THE END OF THE OLBERMANN/O’REILLY ‘FEUD’?…. MSNBC’s Keith Olbermann and Fox News’ Bill O’Reilly have, by all appearances, maintained a healthy hatred of one another for many years. Their back and forth, however, apparently reached a tipping point recently, prompting their high-powered bosses to reach something akin to a truce.
At an off-the-record summit meeting for chief executives sponsored by Microsoft in mid-May, the PBS interviewer Charlie Rose asked Jeffrey Immelt, chairman of G.E., and his counterpart at the News Corporation, Rupert Murdoch, about the feud.
Both moguls expressed regret over the venomous culture between the networks and the increasingly personal nature of the barbs. Days later, even though the feud had increased the audience of both programs, their lieutenants arranged a cease-fire, according to four people who work at the companies and have direct knowledge of the deal.
In early June, the combat stopped, and MSNBC and Fox, for the most part, found other targets for their verbal missiles (Hello, CNN).
As feuds go, this one seemed odd. Olbermann would criticize O’Reilly’s brand of “journalism,” O’Reilly would sidestep Olbermann and MSNBC, instead attacking General Electric, including sending activists to disrupt a GE shareholders’ meeting. Two months ago, O’Reilly even slowly read the email address and mailing address of GE’s CEO on the air. It wasn’t, in other words, a host vs. host conflict, but rather, one causing headaches for a corporation.

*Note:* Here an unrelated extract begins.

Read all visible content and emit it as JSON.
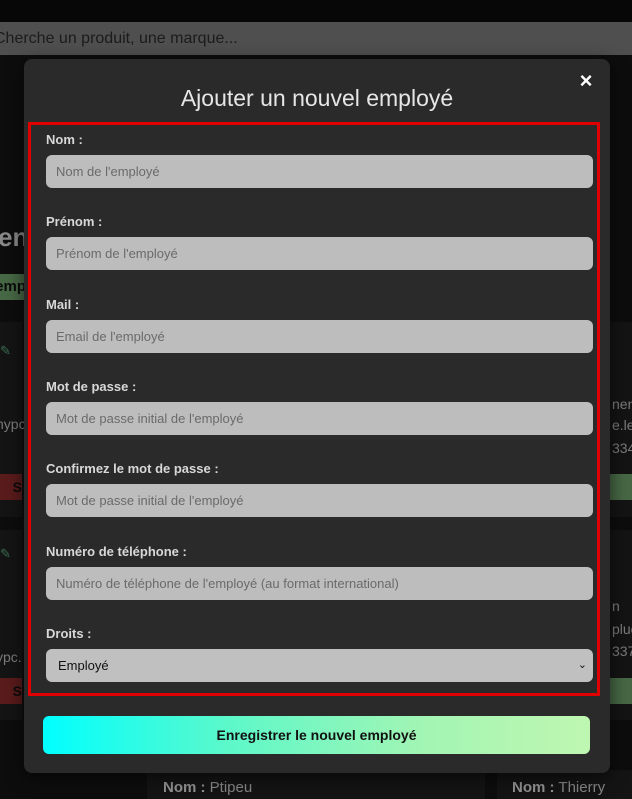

But stranger still is what, exactly, constitutes the nature of the “cease fire.” Olbermann, whose ratings have been bolstered by the feud, was asked last week about the negotiations between Immelt and Murdoch. “I am party to no deal,” Olbermann said.
And while Immelt and Murdoch have sought to protect their corporate interests, there are legitimate concerns about interference with news programming. Will Olbermann receive orders to stop doing reports on Fox News-related controversies? Is O’Reilly no longer eligible to be named the Worst Person in the World? For that matter, O’Reilly seemed extremely interested in GE’s contracts in Iran. Will the story no longer seem important?

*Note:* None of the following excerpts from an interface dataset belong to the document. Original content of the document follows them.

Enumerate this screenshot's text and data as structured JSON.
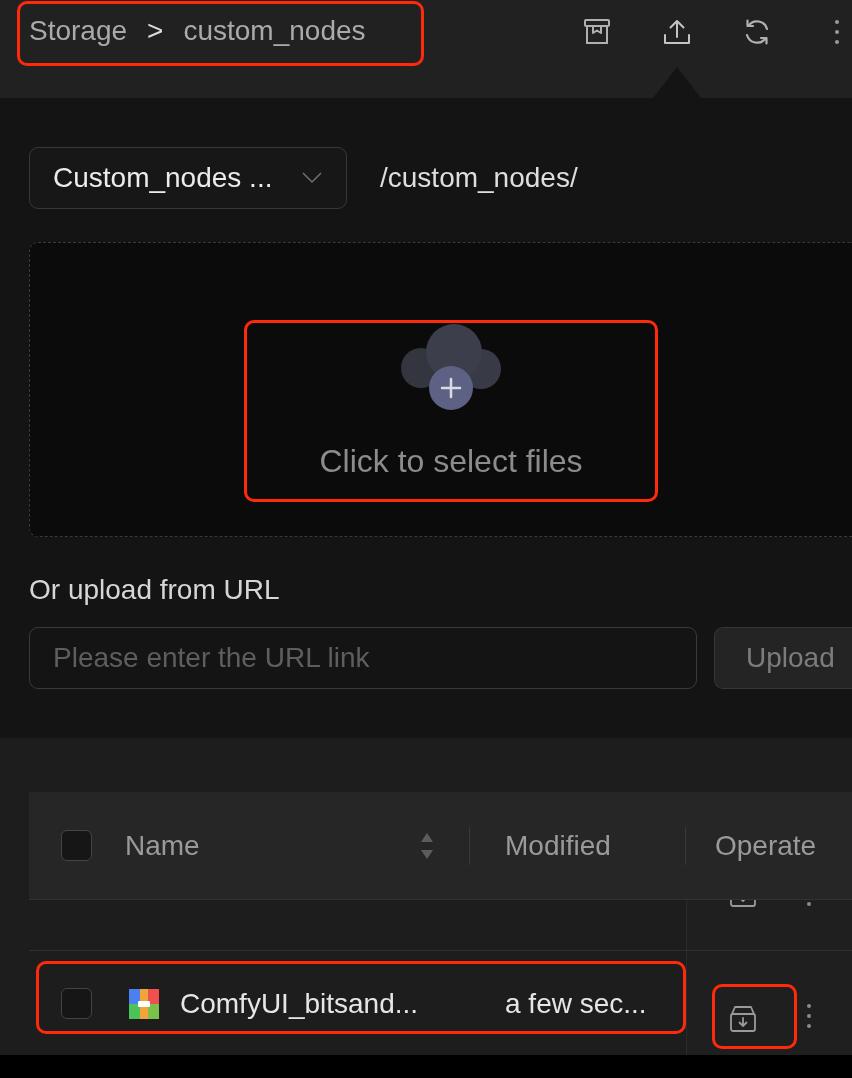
{
  "toolbar": {
    "breadcrumb": {
      "items": [
        {
          "label": "Storage"
        },
        {
          "label": "custom_nodes"
        }
      ],
      "separator": ">",
      "highlighted": true
    },
    "actions": [
      {
        "kind": "archive",
        "expanded": false
      },
      {
        "kind": "upload",
        "expanded": true
      },
      {
        "kind": "refresh",
        "expanded": false
      },
      {
        "kind": "more",
        "expanded": false
      }
    ]
  },
  "upload_panel": {
    "folder_select": {
      "value": "Custom_nodes ..."
    },
    "path": "/custom_nodes/",
    "dropzone": {
      "prompt": "Click to select files",
      "highlighted": true
    },
    "url_label": "Or upload from URL",
    "url_field": {
      "placeholder": "Please enter the URL link"
    },
    "upload_button": {
      "label": "Upload",
      "disabled": true
    }
  },
  "file_table": {
    "select_all_checked": false,
    "columns": [
      {
        "kind": "name",
        "label": "Name",
        "sortable": true
      },
      {
        "kind": "modified",
        "label": "Modified",
        "sortable": false
      },
      {
        "kind": "operate",
        "label": "Operate",
        "sortable": false
      }
    ],
    "rows": [
      {
        "kind": "clipped"
      },
      {
        "kind": "file",
        "checked": false,
        "name": "ComfyUI_bitsand...",
        "modified": "a few sec...",
        "highlighted": true,
        "actions_highlighted": true
      }
    ]
  }
}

Glenn Greenwald found that on June 1, Olbermann said he would start ignoring O’Reilly, and in the two months since, the MSNBC host hasn’t even mentioned the Fox News personality on the air. Greenwald argues that it looks like an example of “the corporations that own our largest media outlets controlling and censoring the content of their news organizations based on the unrelated interests of the parent corporation.”